** EXERCISE GOAL **
What lines below contain the string "subtitle"? List them all.

** DATA FOR PROCESSING **
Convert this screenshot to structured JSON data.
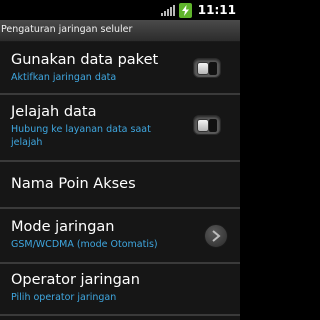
{
  "status_bar": {
    "time": "11:11",
    "signal_icon": "signal-bars-icon",
    "battery_icon": "battery-charging-icon",
    "battery_color": "#5fb42c"
  },
  "title_bar": {
    "title": "Pengaturan jaringan seluler"
  },
  "colors": {
    "subtitle": "#3fa7e0",
    "divider": "#3a3a3a",
    "background": "#161616"
  },
  "settings": [
    {
      "title": "Gunakan data paket",
      "subtitle": "Aktifkan jaringan data",
      "control": "toggle",
      "checked": false
    },
    {
      "title": "Jelajah data",
      "subtitle": "Hubung ke layanan data saat jelajah",
      "control": "toggle",
      "checked": false
    },
    {
      "title": "Nama Poin Akses",
      "subtitle": "",
      "control": "none"
    },
    {
      "title": "Mode jaringan",
      "subtitle": "GSM/WCDMA (mode Otomatis)",
      "control": "chevron"
    },
    {
      "title": "Operator jaringan",
      "subtitle": "Pilih operator jaringan",
      "control": "none"
    }
  ]
}
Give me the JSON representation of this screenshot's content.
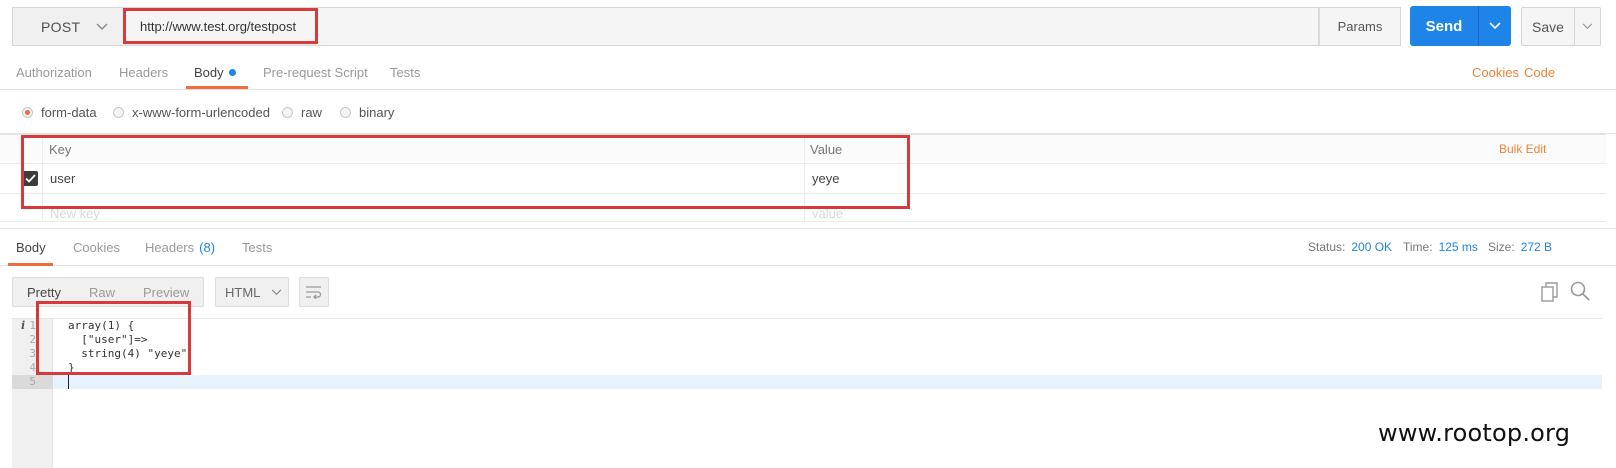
{
  "request": {
    "method": "POST",
    "url": "http://www.test.org/testpost",
    "params_label": "Params",
    "send_label": "Send",
    "save_label": "Save"
  },
  "request_tabs": {
    "authorization": "Authorization",
    "headers": "Headers",
    "body": "Body",
    "prerequest": "Pre-request Script",
    "tests": "Tests",
    "cookies": "Cookies",
    "code": "Code"
  },
  "body_modes": {
    "form_data": "form-data",
    "urlencoded": "x-www-form-urlencoded",
    "raw": "raw",
    "binary": "binary",
    "selected": "form-data"
  },
  "kv_table": {
    "key_header": "Key",
    "value_header": "Value",
    "bulk_edit": "Bulk Edit",
    "rows": [
      {
        "checked": true,
        "key": "user",
        "value": "yeye"
      }
    ],
    "new_key_placeholder": "New key",
    "new_value_placeholder": "value"
  },
  "response_tabs": {
    "body": "Body",
    "cookies": "Cookies",
    "headers": "Headers",
    "headers_count": "(8)",
    "tests": "Tests"
  },
  "response_meta": {
    "status_label": "Status:",
    "status_value": "200 OK",
    "time_label": "Time:",
    "time_value": "125 ms",
    "size_label": "Size:",
    "size_value": "272 B"
  },
  "response_tools": {
    "pretty": "Pretty",
    "raw": "Raw",
    "preview": "Preview",
    "language": "HTML"
  },
  "editor": {
    "info_marker": "i",
    "line_numbers": [
      "1",
      "2",
      "3",
      "4",
      "5"
    ],
    "lines": [
      "array(1) {",
      "  [\"user\"]=>",
      "  string(4) \"yeye\"",
      "}",
      ""
    ]
  },
  "watermark": "www.rootop.org",
  "colors": {
    "accent_orange": "#f26b3a",
    "send_blue": "#1e84e8",
    "highlight_red": "#d73a3a"
  },
  "icons": [
    "chevron-down-icon",
    "check-icon",
    "wrap-lines-icon",
    "copy-icon",
    "search-icon"
  ]
}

** ANSWER SECTION **
    "subtitle": "#3fa7e0",
      "subtitle": "Aktifkan jaringan data",
      "subtitle": "Hubung ke layanan data saat jelajah",
      "subtitle": "",
      "subtitle": "GSM/WCDMA (mode Otomatis)",
      "subtitle": "Pilih operator jaringan",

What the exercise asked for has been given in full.